85. Erection of the stupa at Vokkana
Here again if the sculptor has followed the text, and this is the stupa for the monk's staff, we can at once discover a mistake; it was a woman to whom Mahakatyayana left his staff and there is no woman to be seen on the relief. The scene naturally resembles that of No. 83. Here too the stupa is in the middle of the relief and the monument is round with a centre-band of garlands; it is crowned by a pinnacle with an umbrella and stands with a lotus cushion on a pedestal with projections, from which on each side rises incense-smoke from a lotus ornewcnt. A brahman, as chief-worshipper, stands on the right with a flower in his hands in the gesture of sembah, while next and behind him three men are kneeling, one with an incenssory and fan, another with a bowl of wreaths and flowers; finally quite to the right some more men stand with a flowering branch and a dish of flowers, against a background of waving banners; on this side too is a decorative tree with an umbrella above it and garlands and bells hanging on it. On the left in front kneels a man in royal robes with a pot of incense in his left hand and a lotus with a long stalk in his right. Behind him sit and stand his servants and attendants with all the customary emblems of honor and sacrifice for the occasion, in the shape of flowers, dishes and a jug, in their hands. The oblong object in the hand of the front sitting one is not to be recognized. Among those who stand is onewhose headdress looks like that of a naga; the presence of such a being would seem strange when the text makes no mention thereof, but on the other hand, homage paid to a stupa by a naga is in itself nothing unusual.

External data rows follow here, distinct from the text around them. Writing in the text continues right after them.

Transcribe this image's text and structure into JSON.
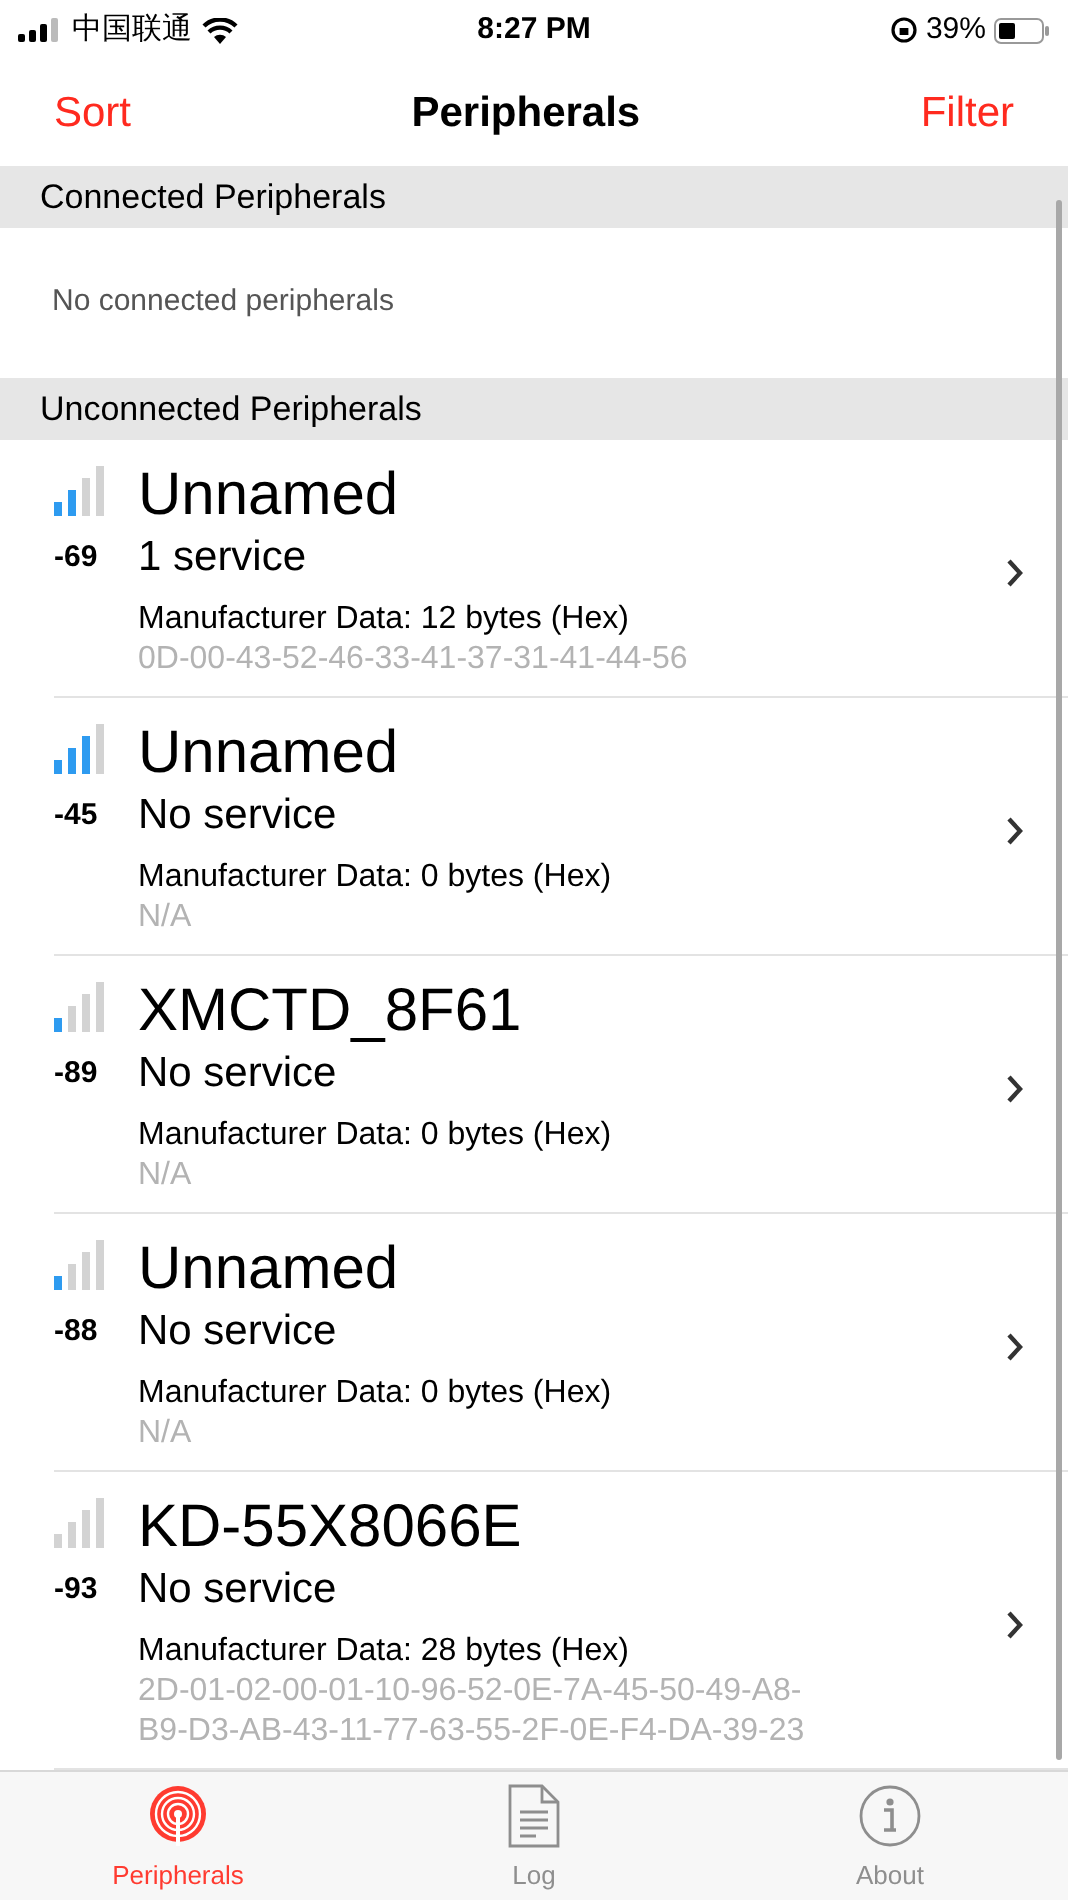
{
  "status_bar": {
    "carrier": "中国联通",
    "time": "8:27 PM",
    "battery": "39%"
  },
  "nav": {
    "left": "Sort",
    "title": "Peripherals",
    "right": "Filter"
  },
  "sections": [
    {
      "header": "Connected Peripherals",
      "empty_text": "No connected peripherals"
    },
    {
      "header": "Unconnected Peripherals",
      "peripherals": [
        {
          "level": 0.5,
          "rssi": "-69",
          "name": "Unnamed",
          "services": "1 service",
          "manufacturer": "Manufacturer Data: 12 bytes (Hex)",
          "data_lines": [
            "0D-00-43-52-46-33-41-37-31-41-44-56"
          ]
        },
        {
          "level": 0.75,
          "rssi": "-45",
          "name": "Unnamed",
          "services": "No service",
          "manufacturer": "Manufacturer Data: 0 bytes (Hex)",
          "data_lines": [
            "N/A"
          ]
        },
        {
          "level": 0.25,
          "rssi": "-89",
          "name": "XMCTD_8F61",
          "services": "No service",
          "manufacturer": "Manufacturer Data: 0 bytes (Hex)",
          "data_lines": [
            "N/A"
          ]
        },
        {
          "level": 0.25,
          "rssi": "-88",
          "name": "Unnamed",
          "services": "No service",
          "manufacturer": "Manufacturer Data: 0 bytes (Hex)",
          "data_lines": [
            "N/A"
          ]
        },
        {
          "level": 0,
          "rssi": "-93",
          "name": "KD-55X8066E",
          "services": "No service",
          "manufacturer": "Manufacturer Data: 28 bytes (Hex)",
          "data_lines": [
            "2D-01-02-00-01-10-96-52-0E-7A-45-50-49-A8-",
            "B9-D3-AB-43-11-77-63-55-2F-0E-F4-DA-39-23"
          ]
        }
      ]
    }
  ],
  "tab_bar": [
    {
      "kind": "radar",
      "label": "Peripherals",
      "selected": true
    },
    {
      "kind": "document",
      "label": "Log",
      "selected": false
    },
    {
      "kind": "info",
      "label": "About",
      "selected": false
    }
  ]
}
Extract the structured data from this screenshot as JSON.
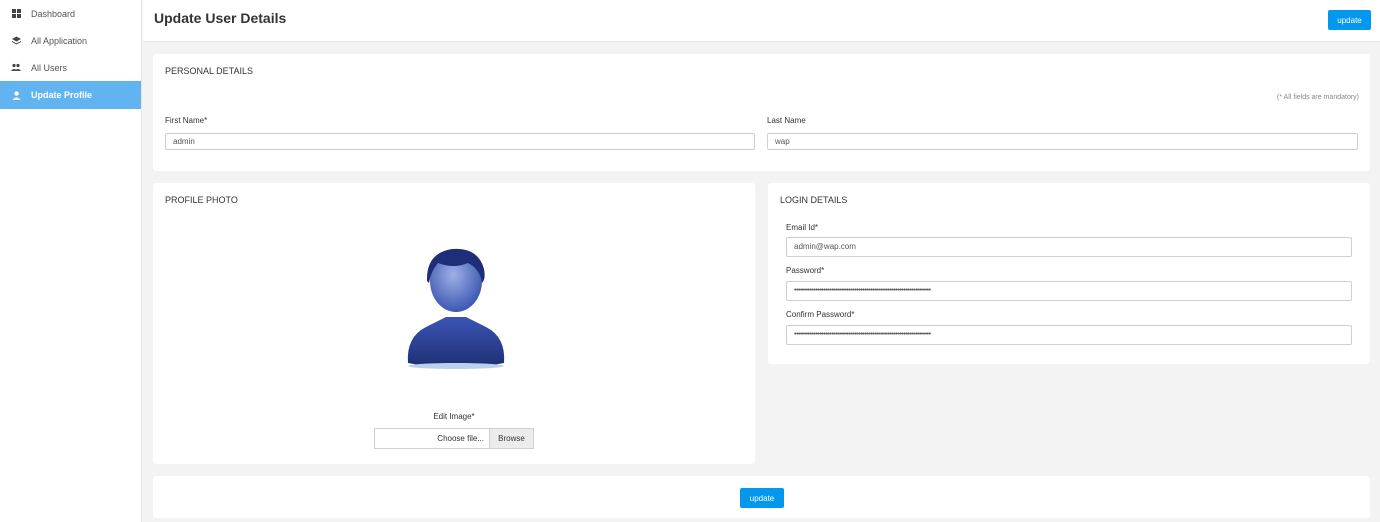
{
  "sidebar": {
    "items": [
      {
        "label": "Dashboard",
        "icon": "dashboard-icon"
      },
      {
        "label": "All Application",
        "icon": "layers-icon"
      },
      {
        "label": "All Users",
        "icon": "users-icon"
      },
      {
        "label": "Update Profile",
        "icon": "user-icon"
      }
    ],
    "active_index": 3
  },
  "header": {
    "title": "Update User Details",
    "update_label": "update"
  },
  "personal": {
    "title": "PERSONAL DETAILS",
    "note": "(* All fields are mandatory)",
    "first_name_label": "First Name*",
    "first_name_value": "admin",
    "last_name_label": "Last Name",
    "last_name_value": "wap"
  },
  "photo": {
    "title": "PROFILE PHOTO",
    "edit_label": "Edit Image*",
    "file_text": "Choose file...",
    "browse_label": "Browse"
  },
  "login": {
    "title": "LOGIN DETAILS",
    "email_label": "Email Id*",
    "email_value": "admin@wap.com",
    "password_label": "Password*",
    "password_value": "••••••••••••••••••••••••••••••••••••••••••••••••••••••••••••••••••••••",
    "confirm_label": "Confirm Password*",
    "confirm_value": "••••••••••••••••••••••••••••••••••••••••••••••••••••••••••••••••••••••"
  },
  "footer": {
    "update_label": "update"
  },
  "colors": {
    "accent": "#0497ee",
    "active_nav": "#62b4f0",
    "background": "#f3f3f3"
  }
}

The headdress is not distinct enough to authorise a positive statement.